[Entries from a dataset of interfaces]
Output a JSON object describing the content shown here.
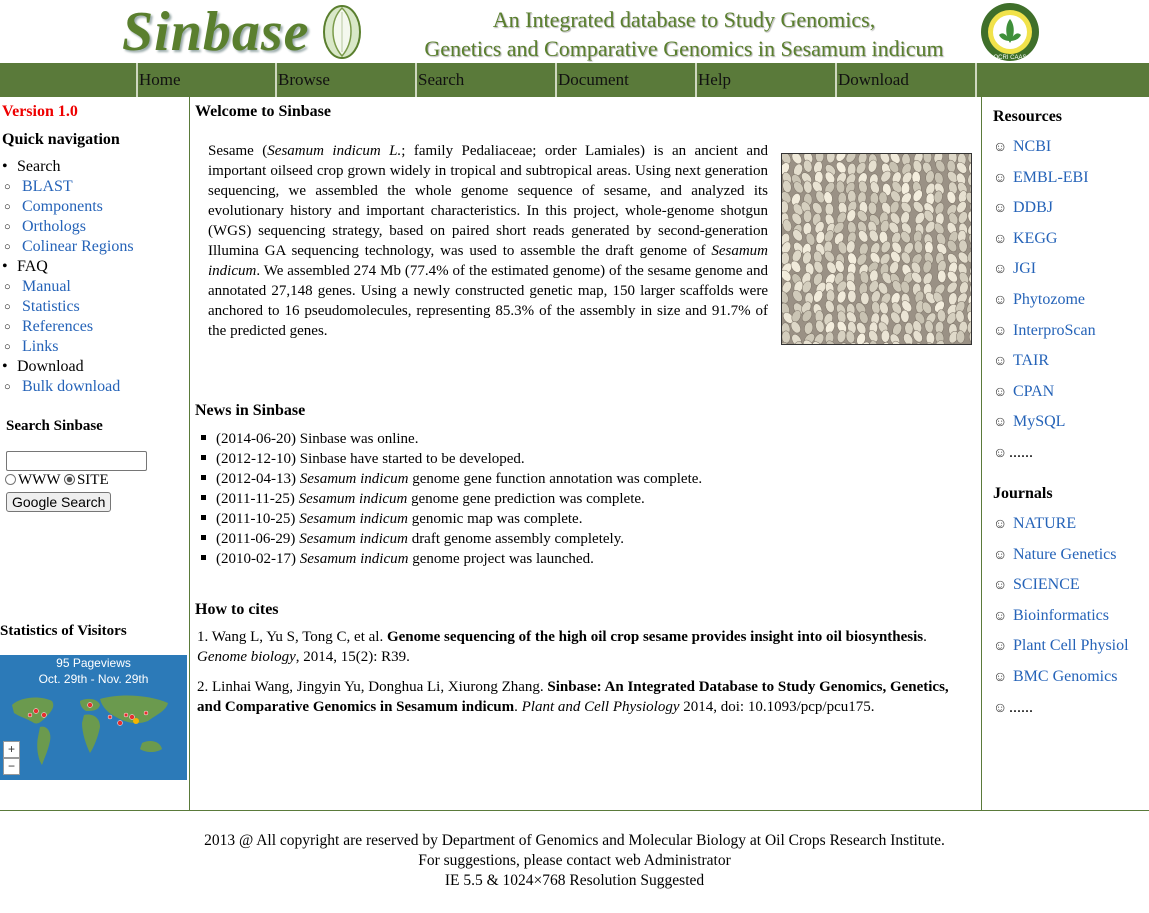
{
  "header": {
    "logo_text": "Sinbase",
    "tagline_line1": "An Integrated database to Study Genomics,",
    "tagline_line2": "Genetics and Comparative Genomics in Sesamum indicum",
    "emblem_text": "OCRI  CAAS"
  },
  "nav": [
    "Home",
    "Browse",
    "Search",
    "Document",
    "Help",
    "Download"
  ],
  "left": {
    "version": "Version 1.0",
    "quick_nav_title": "Quick navigation",
    "groups": [
      {
        "label": "Search",
        "items": [
          "BLAST",
          "Components",
          "Orthologs",
          "Colinear Regions"
        ]
      },
      {
        "label": "FAQ",
        "items": [
          "Manual",
          "Statistics",
          "References",
          "Links"
        ]
      },
      {
        "label": "Download",
        "items": [
          "Bulk download"
        ]
      }
    ],
    "search_title": "Search Sinbase",
    "radio_www": "WWW",
    "radio_site": "SITE",
    "search_button": "Google Search",
    "stats_title": "Statistics of Visitors",
    "pageviews": "95 Pageviews",
    "date_range": "Oct. 29th - Nov. 29th"
  },
  "main": {
    "welcome_title": "Welcome to Sinbase",
    "intro": {
      "p1": "Sesame (",
      "p2": "Sesamum indicum L.",
      "p3": "; family Pedaliaceae; order Lamiales) is an ancient and important oilseed crop grown widely in tropical and subtropical areas. Using next generation sequencing, we assembled the whole genome sequence of sesame, and analyzed its evolutionary history and important characteristics. In this project, whole-genome shotgun (WGS) sequencing strategy, based on paired short reads generated by second-generation Illumina GA sequencing technology, was used to assemble the draft genome of ",
      "p4": "Sesamum indicum",
      "p5": ". We assembled 274 Mb (77.4% of the estimated genome) of the sesame genome and annotated 27,148 genes. Using a newly constructed genetic map, 150 larger scaffolds were anchored to 16 pseudomolecules, representing 85.3% of the assembly in size and 91.7% of the predicted genes."
    },
    "news_title": "News in Sinbase",
    "news": [
      {
        "date": "(2014-06-20)",
        "italic": "",
        "text": " Sinbase was online."
      },
      {
        "date": "(2012-12-10)",
        "italic": "",
        "text": " Sinbase have started to be developed."
      },
      {
        "date": "(2012-04-13)",
        "italic": " Sesamum indicum",
        "text": " genome gene function annotation was complete."
      },
      {
        "date": "(2011-11-25)",
        "italic": " Sesamum indicum",
        "text": " genome gene prediction was complete."
      },
      {
        "date": "(2011-10-25)",
        "italic": " Sesamum indicum",
        "text": " genomic map was complete."
      },
      {
        "date": "(2011-06-29)",
        "italic": " Sesamum indicum",
        "text": " draft genome assembly completely."
      },
      {
        "date": "(2010-02-17)",
        "italic": " Sesamum indicum",
        "text": " genome project was launched."
      }
    ],
    "cites_title": "How to cites",
    "cite1": {
      "authors": "1. Wang L, Yu S, Tong C, et al. ",
      "title": "Genome sequencing of the high oil crop sesame provides insight into oil biosynthesis",
      "sep": ". ",
      "journal": "Genome biology",
      "rest": ", 2014, 15(2): R39."
    },
    "cite2": {
      "authors": "2. Linhai Wang, Jingyin Yu, Donghua Li, Xiurong Zhang. ",
      "title": "Sinbase: An Integrated Database to Study Genomics, Genetics, and Comparative Genomics in Sesamum indicum",
      "sep": ". ",
      "journal": "Plant and Cell Physiology",
      "rest": " 2014, doi: 10.1093/pcp/pcu175."
    }
  },
  "right": {
    "resources_title": "Resources",
    "resources": [
      "NCBI",
      "EMBL-EBI",
      "DDBJ",
      "KEGG",
      "JGI",
      "Phytozome",
      "InterproScan",
      "TAIR",
      "CPAN",
      "MySQL",
      "......"
    ],
    "journals_title": "Journals",
    "journals": [
      "NATURE",
      "Nature Genetics",
      "SCIENCE",
      "Bioinformatics",
      "Plant Cell  Physiol",
      "BMC Genomics",
      "......"
    ],
    "smiley": "☺"
  },
  "footer": {
    "line1": "2013 @ All copyright are reserved by Department of Genomics and Molecular Biology at Oil Crops Research Institute.",
    "line2": "For suggestions, please contact web Administrator",
    "line3": "IE 5.5 & 1024×768 Resolution Suggested"
  },
  "colors": {
    "nav_green": "#5a7a3a",
    "logo_green": "#5a7f2e",
    "link_blue": "#2563b8",
    "version_red": "#e00000",
    "map_blue": "#2c7ab8"
  }
}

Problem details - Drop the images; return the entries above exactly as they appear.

Solution -
Output a JSON object describing the content shown here.
{
  "header": {
    "logo_text": "Sinbase",
    "tagline_line1": "An Integrated database to Study Genomics,",
    "tagline_line2": "Genetics and Comparative Genomics in Sesamum indicum",
    "emblem_text": "OCRI  CAAS"
  },
  "nav": [
    "Home",
    "Browse",
    "Search",
    "Document",
    "Help",
    "Download"
  ],
  "left": {
    "version": "Version 1.0",
    "quick_nav_title": "Quick navigation",
    "groups": [
      {
        "label": "Search",
        "items": [
          "BLAST",
          "Components",
          "Orthologs",
          "Colinear Regions"
        ]
      },
      {
        "label": "FAQ",
        "items": [
          "Manual",
          "Statistics",
          "References",
          "Links"
        ]
      },
      {
        "label": "Download",
        "items": [
          "Bulk download"
        ]
      }
    ],
    "search_title": "Search Sinbase",
    "radio_www": "WWW",
    "radio_site": "SITE",
    "search_button": "Google Search",
    "stats_title": "Statistics of Visitors",
    "pageviews": "95 Pageviews",
    "date_range": "Oct. 29th - Nov. 29th"
  },
  "main": {
    "welcome_title": "Welcome to Sinbase",
    "intro": {
      "p1": "Sesame (",
      "p2": "Sesamum indicum L.",
      "p3": "; family Pedaliaceae; order Lamiales) is an ancient and important oilseed crop grown widely in tropical and subtropical areas. Using next generation sequencing, we assembled the whole genome sequence of sesame, and analyzed its evolutionary history and important characteristics. In this project, whole-genome shotgun (WGS) sequencing strategy, based on paired short reads generated by second-generation Illumina GA sequencing technology, was used to assemble the draft genome of ",
      "p4": "Sesamum indicum",
      "p5": ". We assembled 274 Mb (77.4% of the estimated genome) of the sesame genome and annotated 27,148 genes. Using a newly constructed genetic map, 150 larger scaffolds were anchored to 16 pseudomolecules, representing 85.3% of the assembly in size and 91.7% of the predicted genes."
    },
    "news_title": "News in Sinbase",
    "news": [
      {
        "date": "(2014-06-20)",
        "italic": "",
        "text": " Sinbase was online."
      },
      {
        "date": "(2012-12-10)",
        "italic": "",
        "text": " Sinbase have started to be developed."
      },
      {
        "date": "(2012-04-13)",
        "italic": " Sesamum indicum",
        "text": " genome gene function annotation was complete."
      },
      {
        "date": "(2011-11-25)",
        "italic": " Sesamum indicum",
        "text": " genome gene prediction was complete."
      },
      {
        "date": "(2011-10-25)",
        "italic": " Sesamum indicum",
        "text": " genomic map was complete."
      },
      {
        "date": "(2011-06-29)",
        "italic": " Sesamum indicum",
        "text": " draft genome assembly completely."
      },
      {
        "date": "(2010-02-17)",
        "italic": " Sesamum indicum",
        "text": " genome project was launched."
      }
    ],
    "cites_title": "How to cites",
    "cite1": {
      "authors": "1. Wang L, Yu S, Tong C, et al. ",
      "title": "Genome sequencing of the high oil crop sesame provides insight into oil biosynthesis",
      "sep": ". ",
      "journal": "Genome biology",
      "rest": ", 2014, 15(2): R39."
    },
    "cite2": {
      "authors": "2. Linhai Wang, Jingyin Yu, Donghua Li, Xiurong Zhang. ",
      "title": "Sinbase: An Integrated Database to Study Genomics, Genetics, and Comparative Genomics in Sesamum indicum",
      "sep": ". ",
      "journal": "Plant and Cell Physiology",
      "rest": " 2014, doi: 10.1093/pcp/pcu175."
    }
  },
  "right": {
    "resources_title": "Resources",
    "resources": [
      "NCBI",
      "EMBL-EBI",
      "DDBJ",
      "KEGG",
      "JGI",
      "Phytozome",
      "InterproScan",
      "TAIR",
      "CPAN",
      "MySQL",
      "......"
    ],
    "journals_title": "Journals",
    "journals": [
      "NATURE",
      "Nature Genetics",
      "SCIENCE",
      "Bioinformatics",
      "Plant Cell  Physiol",
      "BMC Genomics",
      "......"
    ],
    "smiley": "☺"
  },
  "footer": {
    "line1": "2013 @ All copyright are reserved by Department of Genomics and Molecular Biology at Oil Crops Research Institute.",
    "line2": "For suggestions, please contact web Administrator",
    "line3": "IE 5.5 & 1024×768 Resolution Suggested"
  },
  "colors": {
    "nav_green": "#5a7a3a",
    "logo_green": "#5a7f2e",
    "link_blue": "#2563b8",
    "version_red": "#e00000",
    "map_blue": "#2c7ab8"
  }
}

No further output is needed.